An illustration of a sign depicting an airplane icon with four engines appearing to "fly" over a stylized blue sky with white clouds.

What happened to all the four‑engine airliners?

All those highway signs depicting a four‑engine jet for an international airport are behind the times: Concerns over fuel efficiency and the logistics of accommodating these oversize aircraft mean that the Boeing 747 (a.k.a. Queen of the Skies) and the goliath double‑decker Airbus A380 are no longer built. Today, no four‑engine passenger jets are flown by North American carriers, but you will see overseas airlines flying them – for now.

An illustration of a stopwatch, half the dial in shadow, with a white airplane icon on it.

What does it mean when your flight is labelled ETOPS?

Whenever a two‑engine airliner flies 60 minutes or more away from the nearest airport (usually over water), a plan B alternate airport must be included in the flight plan. Extended‑range Twin‑engine Operations (ETOPS) have expanded beyond this limitation because of today’s jet engines’ high reliability. The extension can reach out to 180 minutes, and for my airplane, the Boeing 787 Dreamliner, it is certified up to 207 minutes (1,515 nautical miles).

An illustration of hands holding a tape measure and measuring a distance between two islands on a map.

Do you use the imperial or metric system?

Aviation relies on a hodgepodge of units for measurement. We use feet for altitude, except in China, North Korea and Mongolia (metres). Russia now uses feet at high altitudes but metres for low levels. Visibility is measured in feet and miles in North America, but metres and kilometres across the rest of the world. For speed, we use knots (nautical miles per hour) instead of statute miles per hour, but at higher altitudes speed is measured in relation to the speed of sound, or Mach number. Kilograms are used for weight in Canada, but in the United States it is pounds. Fuel is either in litres, imperial gallons or U.S. gallons. For an Air Canada pilot who travels overseas, navigating this measurement soup is part of the job description.

An illustration of a thermometer at a 45-degree angle with blue liquid at the bottom and an airplane icon at the top.

Do airplanes warm up in flight?

The high speeds we fly at will warm up any airliner’s surface. In fact, we have two temperature readouts in the cockpit: Static Air Temperature (SAT) reads the outside temperature, and Total Air Temperature (TAT) displays the sum of SAT plus temperature rise due to air compression and friction on the moving surface of the aircraft. The difference between SAT and TAT can be 40°C in flight. For example, flying in cloud at ‑10°C is conducive to airframe icing, but with a TAT of +10°C ice will not form.
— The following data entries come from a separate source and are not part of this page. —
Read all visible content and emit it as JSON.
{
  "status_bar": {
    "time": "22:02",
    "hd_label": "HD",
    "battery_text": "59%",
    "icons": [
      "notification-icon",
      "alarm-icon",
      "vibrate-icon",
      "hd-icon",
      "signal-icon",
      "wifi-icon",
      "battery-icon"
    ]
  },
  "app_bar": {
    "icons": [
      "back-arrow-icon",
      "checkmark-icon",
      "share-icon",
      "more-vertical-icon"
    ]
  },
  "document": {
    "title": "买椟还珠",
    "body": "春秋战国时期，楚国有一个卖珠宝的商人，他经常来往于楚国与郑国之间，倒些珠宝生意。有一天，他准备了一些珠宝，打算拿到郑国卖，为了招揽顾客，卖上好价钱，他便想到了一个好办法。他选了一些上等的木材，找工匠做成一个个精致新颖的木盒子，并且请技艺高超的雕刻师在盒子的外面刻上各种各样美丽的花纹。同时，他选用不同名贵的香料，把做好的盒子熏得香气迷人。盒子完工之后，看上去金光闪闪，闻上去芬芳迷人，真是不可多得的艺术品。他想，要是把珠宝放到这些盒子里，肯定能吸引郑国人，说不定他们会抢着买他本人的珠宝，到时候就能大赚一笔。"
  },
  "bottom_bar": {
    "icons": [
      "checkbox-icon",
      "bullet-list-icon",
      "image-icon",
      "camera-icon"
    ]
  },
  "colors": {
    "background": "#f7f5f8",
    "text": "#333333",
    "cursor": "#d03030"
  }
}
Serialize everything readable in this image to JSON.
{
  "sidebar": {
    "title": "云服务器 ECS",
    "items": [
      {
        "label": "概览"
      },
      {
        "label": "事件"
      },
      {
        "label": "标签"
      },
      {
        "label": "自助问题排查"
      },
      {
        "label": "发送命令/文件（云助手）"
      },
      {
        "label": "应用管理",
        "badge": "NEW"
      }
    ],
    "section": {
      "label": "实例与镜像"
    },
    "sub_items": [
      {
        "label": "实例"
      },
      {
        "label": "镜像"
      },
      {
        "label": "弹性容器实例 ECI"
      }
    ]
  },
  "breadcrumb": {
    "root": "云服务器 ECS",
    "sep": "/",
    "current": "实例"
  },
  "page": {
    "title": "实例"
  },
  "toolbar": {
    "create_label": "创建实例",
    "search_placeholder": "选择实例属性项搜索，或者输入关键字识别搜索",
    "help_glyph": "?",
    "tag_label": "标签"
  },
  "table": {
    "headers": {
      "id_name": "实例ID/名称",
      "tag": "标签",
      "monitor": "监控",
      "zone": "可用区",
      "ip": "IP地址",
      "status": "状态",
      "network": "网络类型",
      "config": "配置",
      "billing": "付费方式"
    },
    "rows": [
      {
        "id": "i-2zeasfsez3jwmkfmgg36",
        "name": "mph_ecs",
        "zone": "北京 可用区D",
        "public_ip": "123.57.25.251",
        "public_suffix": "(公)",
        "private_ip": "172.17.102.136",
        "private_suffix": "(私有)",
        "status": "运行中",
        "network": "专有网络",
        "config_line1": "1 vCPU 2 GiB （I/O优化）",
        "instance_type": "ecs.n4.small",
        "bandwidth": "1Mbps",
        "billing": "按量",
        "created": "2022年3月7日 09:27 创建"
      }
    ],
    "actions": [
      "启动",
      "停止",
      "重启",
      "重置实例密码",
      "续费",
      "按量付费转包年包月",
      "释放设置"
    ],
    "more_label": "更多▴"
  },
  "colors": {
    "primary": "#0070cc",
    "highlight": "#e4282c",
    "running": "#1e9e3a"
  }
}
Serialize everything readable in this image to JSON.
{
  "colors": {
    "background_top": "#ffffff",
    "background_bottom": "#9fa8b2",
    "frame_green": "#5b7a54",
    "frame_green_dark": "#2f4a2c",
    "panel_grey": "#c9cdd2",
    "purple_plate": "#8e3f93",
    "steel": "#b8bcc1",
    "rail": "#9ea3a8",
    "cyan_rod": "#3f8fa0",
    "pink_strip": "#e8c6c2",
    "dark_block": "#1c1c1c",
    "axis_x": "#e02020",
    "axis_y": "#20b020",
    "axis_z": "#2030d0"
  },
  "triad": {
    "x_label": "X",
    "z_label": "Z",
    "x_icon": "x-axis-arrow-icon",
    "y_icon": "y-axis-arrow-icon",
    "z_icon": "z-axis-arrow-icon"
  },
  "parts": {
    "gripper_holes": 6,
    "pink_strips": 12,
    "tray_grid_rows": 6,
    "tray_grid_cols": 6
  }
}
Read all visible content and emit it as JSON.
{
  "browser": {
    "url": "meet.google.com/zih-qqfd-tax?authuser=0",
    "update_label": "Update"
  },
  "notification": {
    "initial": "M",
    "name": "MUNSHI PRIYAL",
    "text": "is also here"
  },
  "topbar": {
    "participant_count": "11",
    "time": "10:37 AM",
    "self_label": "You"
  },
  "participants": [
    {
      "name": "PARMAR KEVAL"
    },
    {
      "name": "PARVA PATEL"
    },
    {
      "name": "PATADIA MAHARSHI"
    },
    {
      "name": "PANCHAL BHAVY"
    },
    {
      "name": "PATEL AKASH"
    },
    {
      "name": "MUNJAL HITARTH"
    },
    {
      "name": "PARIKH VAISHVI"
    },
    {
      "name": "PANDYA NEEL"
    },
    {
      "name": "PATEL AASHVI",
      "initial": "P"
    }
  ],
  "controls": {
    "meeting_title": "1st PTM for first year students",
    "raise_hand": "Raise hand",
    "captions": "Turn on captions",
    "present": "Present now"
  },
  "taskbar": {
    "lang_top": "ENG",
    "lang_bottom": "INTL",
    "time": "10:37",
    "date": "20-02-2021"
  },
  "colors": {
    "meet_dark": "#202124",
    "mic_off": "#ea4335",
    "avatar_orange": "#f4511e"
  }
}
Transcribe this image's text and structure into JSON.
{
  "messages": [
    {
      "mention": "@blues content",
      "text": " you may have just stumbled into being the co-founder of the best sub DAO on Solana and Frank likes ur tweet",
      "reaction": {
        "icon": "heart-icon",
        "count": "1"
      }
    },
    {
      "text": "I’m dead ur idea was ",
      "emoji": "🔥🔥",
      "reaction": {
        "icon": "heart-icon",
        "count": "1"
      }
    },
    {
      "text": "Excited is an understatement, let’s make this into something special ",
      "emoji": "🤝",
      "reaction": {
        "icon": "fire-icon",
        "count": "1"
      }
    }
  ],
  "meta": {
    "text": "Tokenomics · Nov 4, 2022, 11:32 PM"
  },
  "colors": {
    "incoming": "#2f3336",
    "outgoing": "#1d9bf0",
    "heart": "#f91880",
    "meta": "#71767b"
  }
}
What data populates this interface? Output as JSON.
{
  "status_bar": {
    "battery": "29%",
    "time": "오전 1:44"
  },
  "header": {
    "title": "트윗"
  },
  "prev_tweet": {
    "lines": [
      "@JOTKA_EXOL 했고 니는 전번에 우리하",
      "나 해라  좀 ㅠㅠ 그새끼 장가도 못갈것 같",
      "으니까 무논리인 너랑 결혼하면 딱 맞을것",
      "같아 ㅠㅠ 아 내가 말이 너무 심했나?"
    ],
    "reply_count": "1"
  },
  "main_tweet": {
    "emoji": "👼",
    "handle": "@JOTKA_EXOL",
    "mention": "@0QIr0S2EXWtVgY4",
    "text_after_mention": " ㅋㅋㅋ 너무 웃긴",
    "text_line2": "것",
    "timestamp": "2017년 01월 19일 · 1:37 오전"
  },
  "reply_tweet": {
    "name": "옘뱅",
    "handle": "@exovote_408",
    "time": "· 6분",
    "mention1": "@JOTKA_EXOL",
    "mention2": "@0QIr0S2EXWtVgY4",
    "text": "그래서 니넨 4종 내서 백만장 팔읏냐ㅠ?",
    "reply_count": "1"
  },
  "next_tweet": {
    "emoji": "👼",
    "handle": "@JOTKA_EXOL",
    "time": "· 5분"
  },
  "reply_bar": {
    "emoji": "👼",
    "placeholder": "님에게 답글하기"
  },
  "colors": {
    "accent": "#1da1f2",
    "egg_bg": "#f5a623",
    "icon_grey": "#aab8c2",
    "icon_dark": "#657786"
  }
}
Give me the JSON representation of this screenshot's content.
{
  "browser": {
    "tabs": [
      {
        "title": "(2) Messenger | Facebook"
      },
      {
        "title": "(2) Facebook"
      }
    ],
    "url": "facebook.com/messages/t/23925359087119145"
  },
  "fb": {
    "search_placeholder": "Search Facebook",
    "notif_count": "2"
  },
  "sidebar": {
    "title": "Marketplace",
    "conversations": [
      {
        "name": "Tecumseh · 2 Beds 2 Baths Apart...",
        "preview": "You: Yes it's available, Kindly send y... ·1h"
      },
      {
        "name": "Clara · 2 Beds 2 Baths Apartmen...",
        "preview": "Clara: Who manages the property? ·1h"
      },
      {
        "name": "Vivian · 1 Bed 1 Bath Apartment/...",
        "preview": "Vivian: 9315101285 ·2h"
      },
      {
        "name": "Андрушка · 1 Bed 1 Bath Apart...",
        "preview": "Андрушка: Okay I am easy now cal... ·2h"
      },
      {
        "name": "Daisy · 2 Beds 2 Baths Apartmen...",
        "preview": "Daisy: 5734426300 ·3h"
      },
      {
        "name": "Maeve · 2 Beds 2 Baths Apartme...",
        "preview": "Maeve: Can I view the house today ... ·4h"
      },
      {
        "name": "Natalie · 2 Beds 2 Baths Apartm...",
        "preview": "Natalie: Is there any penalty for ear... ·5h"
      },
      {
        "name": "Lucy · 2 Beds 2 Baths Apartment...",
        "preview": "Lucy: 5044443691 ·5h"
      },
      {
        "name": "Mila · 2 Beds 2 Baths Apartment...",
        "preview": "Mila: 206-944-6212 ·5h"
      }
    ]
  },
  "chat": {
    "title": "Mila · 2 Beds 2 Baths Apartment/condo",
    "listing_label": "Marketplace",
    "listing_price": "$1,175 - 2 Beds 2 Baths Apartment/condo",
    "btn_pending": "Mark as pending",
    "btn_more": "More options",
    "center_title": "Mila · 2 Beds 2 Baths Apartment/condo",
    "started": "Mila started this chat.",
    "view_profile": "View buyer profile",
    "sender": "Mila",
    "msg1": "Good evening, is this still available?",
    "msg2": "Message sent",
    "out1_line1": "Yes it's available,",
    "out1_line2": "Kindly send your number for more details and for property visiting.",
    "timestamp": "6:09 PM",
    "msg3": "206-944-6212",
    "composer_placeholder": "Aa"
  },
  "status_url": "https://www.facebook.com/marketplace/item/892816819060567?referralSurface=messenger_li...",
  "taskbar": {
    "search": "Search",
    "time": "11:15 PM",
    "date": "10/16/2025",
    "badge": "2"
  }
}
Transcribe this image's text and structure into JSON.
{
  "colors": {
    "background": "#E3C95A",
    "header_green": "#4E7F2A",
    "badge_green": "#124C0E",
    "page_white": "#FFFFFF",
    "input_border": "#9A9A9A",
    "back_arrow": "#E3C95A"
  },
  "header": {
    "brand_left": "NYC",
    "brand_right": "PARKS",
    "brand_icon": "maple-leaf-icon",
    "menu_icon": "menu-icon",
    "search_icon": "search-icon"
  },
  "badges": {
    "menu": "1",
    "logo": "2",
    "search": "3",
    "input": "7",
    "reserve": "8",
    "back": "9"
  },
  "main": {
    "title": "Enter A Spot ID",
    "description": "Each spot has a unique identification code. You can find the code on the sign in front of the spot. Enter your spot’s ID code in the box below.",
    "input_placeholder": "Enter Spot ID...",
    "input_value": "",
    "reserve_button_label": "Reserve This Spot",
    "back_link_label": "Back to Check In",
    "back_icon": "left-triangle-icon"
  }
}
Fun fact: SAT is the “exterior temperature” displayed in the flight‑maps feature on your seatback screen.

Ask the Captain

Send your aviation and operations queries to: douglas.morris@aircanada.ca

Portrait of Air Canada's Captain Doug Morris
Photo: Reynard Li

Doug Morris is an author, meteorologist, instructor and Air Canada captain on the Boeing 787.